There is always something special about the first...of anything. Yesterday I was tagged in my first class photo as a teacher, twenty some years ago at St. Anne’s Primary School. I barely recognized myself in the photo but boy, I recognized and could name every kid on the photo, because they were my first students, and as such, they were, and will always remain, special. Being tagged allowed me to connect with some of those students after all this time and the last twenty four hours have been simply wonderful, chatting, catching up and learning that now, their children attend St. Anne’s. As I prepare for my twenty fourth first day of school as a teacher, I have been consumed with thoughts of my first one, all those years ago.
I thought I had hit the jackpot when I got hired at St. Anne’s, a small, single form entry elementary school in a leafy suburb of Liverpool. I couldn't wait to get into the building and start setting up my classroom. I was greeted by the principal, a formidable force of nature: a spinster, a forty year veteran dedicated educator who commanded respect and frankly, scared the life out of me. As we walked she described upcoming renovation plans and we stopped in a space that was basically a corridor connecting the infant department to the junior department. She explained that this was to be my “classroom” and left me alone to ponder how on earth I was to create a safe, secure learning environment from this strange, desolate place.
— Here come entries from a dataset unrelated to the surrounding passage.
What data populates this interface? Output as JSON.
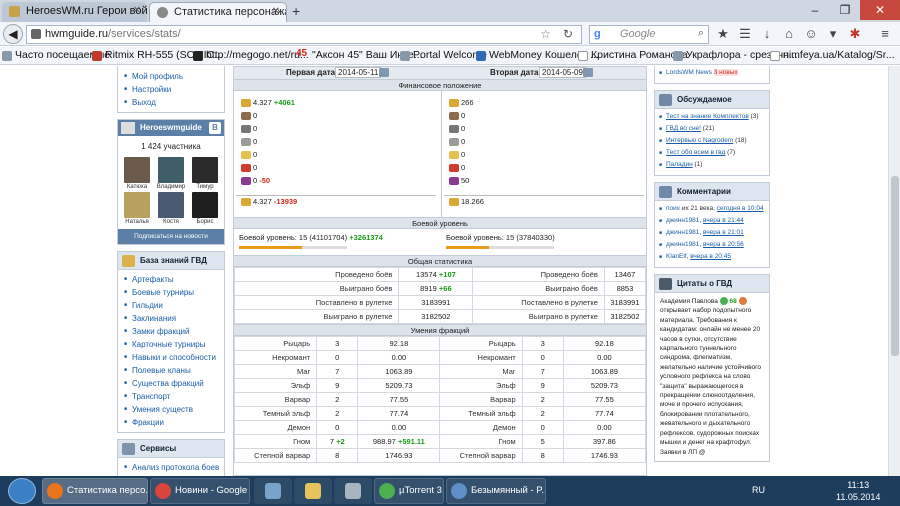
{
  "browser": {
    "tabs": [
      {
        "title": "HeroesWM.ru Герои войн..."
      },
      {
        "title": "Статистика персонажа - ..."
      }
    ],
    "url_host": "hwmguide.ru",
    "url_path": "/services/stats/",
    "search_placeholder": "Google",
    "search_engine_glyph": "g",
    "bookmarks": [
      "Часто посещаемые",
      "Ritmix RH-555 (SOMIC...",
      "http://megogo.net/ru...",
      "\"Аксон 45\" Ваш Инте...",
      "Portal Welcome",
      "WebMoney Кошелёк ...",
      "Кристина Романова",
      "Украфлора - срезанн...",
      "nimfeya.ua/Katalog/Sr..."
    ],
    "bookmark_prefix_number": "45"
  },
  "left": {
    "top_links": [
      "Мой профиль",
      "Настройки",
      "Выход"
    ],
    "vk_group": "Heroeswmguide",
    "vk_badge": "В",
    "vk_count": "1 424 участника",
    "members": [
      "Катюха",
      "Владимир",
      "Тимур",
      "Наталья",
      "Костя",
      "Борис"
    ],
    "subscribe": "Подписаться на новости",
    "kb_title": "База знаний ГВД",
    "kb_links": [
      "Артефакты",
      "Боевые турниры",
      "Гильдии",
      "Заклинания",
      "Замки фракций",
      "Карточные турниры",
      "Навыки и способности",
      "Полевые кланы",
      "Существа фракций",
      "Транспорт",
      "Умения существ",
      "Фракции"
    ],
    "services_title": "Сервисы",
    "services_links": [
      "Анализ протокола боев"
    ]
  },
  "main": {
    "first_date_label": "Первая дата:",
    "first_date": "2014-05-11",
    "second_date_label": "Вторая дата:",
    "second_date": "2014-05-09",
    "fin_title": "Финансовое положение",
    "fin_left": [
      {
        "v": "4.327",
        "d": "+4061",
        "dc": "pos"
      },
      {
        "v": "0",
        "d": "",
        "dc": ""
      },
      {
        "v": "0",
        "d": "",
        "dc": ""
      },
      {
        "v": "0",
        "d": "",
        "dc": ""
      },
      {
        "v": "0",
        "d": "",
        "dc": ""
      },
      {
        "v": "0",
        "d": "",
        "dc": ""
      },
      {
        "v": "0",
        "d": "-50",
        "dc": "neg"
      }
    ],
    "fin_right": [
      "266",
      "0",
      "0",
      "0",
      "0",
      "0",
      "50"
    ],
    "fin_total_left": "4.327",
    "fin_total_left_delta": "-13939",
    "fin_total_right": "18.266",
    "combat_title": "Боевой уровень",
    "combat_left_label": "Боевой уровень: 15 (41101704)",
    "combat_left_delta": "+3261374",
    "combat_left_progress": 0.58,
    "combat_right_label": "Боевой уровень: 15 (37840330)",
    "combat_right_progress": 0.4,
    "general_title": "Общая статистика",
    "general_rows": [
      {
        "label": "Проведено боёв",
        "l": "13574",
        "ld": "+107",
        "r": "13467"
      },
      {
        "label": "Выиграно боёв",
        "l": "8919",
        "ld": "+66",
        "r": "8853"
      },
      {
        "label": "Поставлено в рулетке",
        "l": "3183991",
        "ld": "",
        "r": "3183991"
      },
      {
        "label": "Выиграно в рулетке",
        "l": "3182502",
        "ld": "",
        "r": "3182502"
      }
    ],
    "faction_title": "Умения фракций",
    "faction_rows": [
      {
        "name": "Рыцарь",
        "l1": "3",
        "l2": "92.18",
        "l2d": "",
        "r1": "3",
        "r2": "92.18"
      },
      {
        "name": "Некромант",
        "l1": "0",
        "l2": "0.00",
        "l2d": "",
        "r1": "0",
        "r2": "0.00"
      },
      {
        "name": "Маг",
        "l1": "7",
        "l2": "1063.89",
        "l2d": "",
        "r1": "7",
        "r2": "1063.89"
      },
      {
        "name": "Эльф",
        "l1": "9",
        "l2": "5209.73",
        "l2d": "",
        "r1": "9",
        "r2": "5209.73"
      },
      {
        "name": "Варвар",
        "l1": "2",
        "l2": "77.55",
        "l2d": "",
        "r1": "2",
        "r2": "77.55"
      },
      {
        "name": "Темный эльф",
        "l1": "2",
        "l2": "77.74",
        "l2d": "",
        "r1": "2",
        "r2": "77.74"
      },
      {
        "name": "Демон",
        "l1": "0",
        "l2": "0.00",
        "l2d": "",
        "r1": "0",
        "r2": "0.00"
      },
      {
        "name": "Гном",
        "l1": "7",
        "l1d": "+2",
        "l2": "988.97",
        "l2d": "+591.11",
        "r1": "5",
        "r2": "397.86"
      },
      {
        "name": "Степной варвар",
        "l1": "8",
        "l2": "1746.93",
        "l2d": "",
        "r1": "8",
        "r2": "1746.93"
      }
    ]
  },
  "right": {
    "top_items": [
      "LordsWM News"
    ],
    "top_new": "3 новых",
    "discuss_title": "Обсуждаемое",
    "discuss": [
      {
        "t": "Тест на знание Комплектов",
        "c": "(3)"
      },
      {
        "t": "ГВД во сне!",
        "c": "(21)"
      },
      {
        "t": "Интервью с Nagrodem",
        "c": "(18)"
      },
      {
        "t": "Тест обо всем в гвд",
        "c": "(7)"
      },
      {
        "t": "Паладин",
        "c": "(1)"
      }
    ],
    "comments_title": "Комментарии",
    "comments": [
      {
        "a": "поих",
        "m": " их 21 века, ",
        "w": "сегодня в 10:04"
      },
      {
        "a": "джинн1981",
        "m": ", ",
        "w": "вчера в 21:44"
      },
      {
        "a": "джинн1981",
        "m": ", ",
        "w": "вчера в 21:01"
      },
      {
        "a": "джинн1981",
        "m": ", ",
        "w": "вчера в 20:56"
      },
      {
        "a": "KlanElf",
        "m": ", ",
        "w": "вчера в 20:45"
      }
    ],
    "quotes_title": "Цитаты о ГВД",
    "quote_author": "Академия Павлова",
    "quote_score": "68",
    "quote_text": "открывает набор подопытного материала. Требования к кандидатам: онлайн не менее 20 часов в сутки, отсутствие карпального туннельного синдрома, флегматизм, желательно наличие устойчивого условного рефлекса на слово \"защита\" выражающегося в прекращении слюноотделения, моче и прочего испускания, блокировании плотательного, жевательного и дыхательного рефлексов, судорожных поисках мышки и денег на крафтофул. Заявки в ЛП @"
  },
  "taskbar": {
    "items": [
      "Статистика персо...",
      "Новини - Google ...",
      "µTorrent 3.4.1 (b...",
      "Безымянный - P..."
    ],
    "lang": "RU",
    "time": "11:13",
    "date": "11.05.2014"
  }
}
And then I met Diane, who very quickly became my first friend, mentor and savior at St. Anne’s. Diane recognized the fact that I was reeling and immediately offered her help and advice. Together we scavenged tables, chairs, bookshelves and resources from around the building. She spent hours with me dragging furniture into one position after another as we tried to craft a classroom. Over the next few days she helped me cover the walls with welcoming displays, stock the shelves with engaging books and transform the space into a “room” that ultimately became the place where I began to learn my chosen profession.
During that first year Diane was my go to person whenever I needed anything and she never let me down. When I needed another pair of hands she volunteered hers, when I needed a sympathetic ear she listened, when I floundered she reassured me, and when I despaired she made me laugh. Oh, she made me laugh. I believe she was one of the most important factors in getting me through that first year intact and over the course of the next ten years I spent there, her role in my life, both professionally and personally only grew in significance. Two years in, my colleagues, despite my objections, decided I was ready to host my first whole school assembly and tried to trick me into being left alone with all of the children. When I caught wind of their scheme in panic I ran to Diane and she locked me in a cupboard to keep me safe! Some of my fondest memories of St. Anne’s stem from weekends we spent away with the kids at an outdoor activity camp. These treasured weekends were only possible because Diane offered to be a chaperone and together with kids we canoed, zip lined, rock climbed, sang our hearts out, built character and made indelible memories.
Diane was the school custodian. She taught me one of the most important lessons I have ever learned, that the education of our children is a community affair. She loved that school and those kids and they loved her. She made sure that every square inch of that school was spotless for them every day, she took pride in her work, and she demonstrated unwavering perseverance, kindness and dedication. She submerged herself in every aspect of school life and was just as much an integral part of educating the students as I was. Indeed, she educated me. She was also one of very few people who ever spoke to our formidable principal candidly and I was in awe of her. She was my hero!
Today I learned that Diane passed away last week.The timing of connecting with my first students yesterday and hearing this sad news about my first friend and mentor today simply must be significant. My advice to first year teachers as they embark on this incredible journey is to know that preparing goes beyond your classroom. Make a determined effort to get out of the room, explore every hallway, office and corridor. Introduce yourself to every member of your learning community and start to build connections with the people who are going to guide and help you through your first year. Be open, ask for help and it will come, you are not alone. Most importantly embrace every second of this, your first year. Learn from mistakes, laugh often and care deeply, because twenty years from now a kid is going to contact you and let you know that you were their favorite teacher ever!